  • Visited C&I’s St Pancras site Crisis House – one of three run by the trust - with C&I’s Medical Director Dr Vincent Kirchner, where he met the manager Simon Brunert. The building, which has six beds, offers inpatient facilities to provide practical and emotional mental health support for adults over 18 who are experiencing a mental health crisis
  • Visited the Recovery College (see picture below), a short walk away, where he met manager Iris Dearne and joined a group of students in the library for a class entitled “Stigma in Mental Health”. Set up in September 2014, the College offers free, recovery-focused educational courses that are co-produced and co-delivered by tutors with lived experience of health or mental health challenges

Alistair Burt meets service users at The Recovery College

  • Learned from Judy Leibowitz, C&I’s Head of Improving Access to Psychological  Therapies Services (IAPT), about the support for people across the full range and severity of common mental health problems including depression and anxiety disorders and heard from service users of their experiences. One example is a new scheme in which C&I staff train up job centre workers to enable them to support clients with psychological problems as they try to get back to work.



Notes to Editors

For further information on any of the above,  including interviews  with clinicians or service users :Please contact Jon Salmon, Communications Manager, at Camden and Islington NHS Foundation Trust on 020 3317 6291 or jon.salmon@candi.nhs.uk

About Camden and Islington NHS Trust

We provide mental health and substance misuse services to people living in Camden and Islington, substance misuse services to Westminster, and a substance misuse and psychological therapies service to residents in Kingston.

We have two inpatient facilities, at Highgate Mental Health Centre and St Pancras Hospital, as well as community based services throughout the London boroughs of Camden and Islington. Our Trust is also a member of University College London Partners (UCLP), one of the world’s leading academic health science partnerships.

We provide services for adults of working age, adults with learning difficulties, and older people in the London area either in a community or inpatient setting.

Our income for 2014/15 was £141million and we have approximately 1,700 staff.
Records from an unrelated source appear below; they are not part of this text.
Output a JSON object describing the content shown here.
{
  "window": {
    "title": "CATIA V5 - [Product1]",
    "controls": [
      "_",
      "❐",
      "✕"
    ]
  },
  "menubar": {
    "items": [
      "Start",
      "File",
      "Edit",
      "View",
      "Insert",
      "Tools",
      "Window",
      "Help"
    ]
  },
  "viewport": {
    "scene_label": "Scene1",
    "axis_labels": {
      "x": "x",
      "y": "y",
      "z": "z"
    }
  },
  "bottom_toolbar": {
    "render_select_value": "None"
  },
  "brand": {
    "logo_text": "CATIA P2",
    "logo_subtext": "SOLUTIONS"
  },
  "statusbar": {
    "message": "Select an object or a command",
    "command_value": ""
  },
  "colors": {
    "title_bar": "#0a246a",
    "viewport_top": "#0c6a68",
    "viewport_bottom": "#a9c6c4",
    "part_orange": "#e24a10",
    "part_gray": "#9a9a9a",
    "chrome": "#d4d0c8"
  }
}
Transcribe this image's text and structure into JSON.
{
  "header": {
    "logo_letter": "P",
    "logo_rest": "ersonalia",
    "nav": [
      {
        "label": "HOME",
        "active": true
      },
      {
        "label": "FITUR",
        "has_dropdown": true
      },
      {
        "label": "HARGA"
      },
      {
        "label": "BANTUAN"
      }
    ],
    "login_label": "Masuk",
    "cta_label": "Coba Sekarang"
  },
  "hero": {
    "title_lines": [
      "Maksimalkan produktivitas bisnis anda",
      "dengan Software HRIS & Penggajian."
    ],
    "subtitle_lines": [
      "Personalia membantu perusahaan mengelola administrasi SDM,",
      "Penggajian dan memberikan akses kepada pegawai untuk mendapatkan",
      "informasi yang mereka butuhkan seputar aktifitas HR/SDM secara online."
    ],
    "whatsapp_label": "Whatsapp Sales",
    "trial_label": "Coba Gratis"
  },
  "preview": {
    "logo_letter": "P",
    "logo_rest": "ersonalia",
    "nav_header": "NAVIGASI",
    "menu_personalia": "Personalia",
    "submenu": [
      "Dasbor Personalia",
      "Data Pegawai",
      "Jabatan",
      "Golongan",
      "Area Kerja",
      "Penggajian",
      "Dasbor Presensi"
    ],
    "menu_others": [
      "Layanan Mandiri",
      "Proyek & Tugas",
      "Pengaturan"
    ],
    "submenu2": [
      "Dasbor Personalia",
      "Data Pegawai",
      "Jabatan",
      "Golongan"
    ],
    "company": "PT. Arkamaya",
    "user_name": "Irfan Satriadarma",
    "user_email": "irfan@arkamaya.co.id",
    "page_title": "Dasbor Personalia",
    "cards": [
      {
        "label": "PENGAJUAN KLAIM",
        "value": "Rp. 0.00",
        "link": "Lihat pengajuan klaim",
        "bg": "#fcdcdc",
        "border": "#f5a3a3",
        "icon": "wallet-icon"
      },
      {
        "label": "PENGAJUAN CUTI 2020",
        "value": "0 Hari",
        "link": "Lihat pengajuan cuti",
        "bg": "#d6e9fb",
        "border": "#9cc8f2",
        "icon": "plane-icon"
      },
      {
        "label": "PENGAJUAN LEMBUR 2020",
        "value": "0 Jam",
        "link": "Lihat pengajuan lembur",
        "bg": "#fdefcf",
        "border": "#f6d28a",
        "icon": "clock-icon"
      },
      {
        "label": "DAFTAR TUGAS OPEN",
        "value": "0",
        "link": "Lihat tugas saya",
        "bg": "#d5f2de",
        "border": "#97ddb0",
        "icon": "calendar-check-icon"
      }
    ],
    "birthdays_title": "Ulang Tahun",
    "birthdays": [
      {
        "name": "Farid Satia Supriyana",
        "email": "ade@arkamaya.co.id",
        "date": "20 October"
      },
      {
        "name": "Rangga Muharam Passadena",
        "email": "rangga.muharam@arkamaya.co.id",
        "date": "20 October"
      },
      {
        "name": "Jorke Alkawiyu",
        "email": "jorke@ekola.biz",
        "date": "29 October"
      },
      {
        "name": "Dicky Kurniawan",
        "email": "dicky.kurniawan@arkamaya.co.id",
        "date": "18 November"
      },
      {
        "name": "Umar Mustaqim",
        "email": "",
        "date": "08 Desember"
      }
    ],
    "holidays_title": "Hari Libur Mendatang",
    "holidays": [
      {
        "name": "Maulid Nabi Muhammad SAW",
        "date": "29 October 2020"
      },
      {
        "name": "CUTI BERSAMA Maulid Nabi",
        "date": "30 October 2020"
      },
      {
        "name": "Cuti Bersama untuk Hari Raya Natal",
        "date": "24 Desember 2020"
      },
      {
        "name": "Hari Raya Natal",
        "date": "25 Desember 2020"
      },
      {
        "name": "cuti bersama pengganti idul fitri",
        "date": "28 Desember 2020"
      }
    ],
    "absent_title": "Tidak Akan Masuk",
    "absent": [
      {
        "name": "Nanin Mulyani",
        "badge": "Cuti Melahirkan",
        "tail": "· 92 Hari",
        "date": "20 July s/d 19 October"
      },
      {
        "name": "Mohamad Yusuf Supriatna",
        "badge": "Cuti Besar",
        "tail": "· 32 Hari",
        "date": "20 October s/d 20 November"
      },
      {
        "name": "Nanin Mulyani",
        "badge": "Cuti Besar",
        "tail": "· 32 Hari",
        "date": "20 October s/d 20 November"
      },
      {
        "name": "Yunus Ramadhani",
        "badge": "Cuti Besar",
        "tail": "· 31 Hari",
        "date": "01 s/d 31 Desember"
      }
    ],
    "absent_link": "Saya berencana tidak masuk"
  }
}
Our staff work in multi-disciplinary teams providing a holistic approach to recovery. This means that we often work with partner agencies and the voluntary sector. Camden and Islington Mental Health and Social Care Trust was established in 2002. In March 2008 we became the first Care Trust to achieve Foundation Trust status and are licensed by Monitor.



Leave feedback

This question is for testing whether or not you are a human visitor and to prevent automated spam submissions.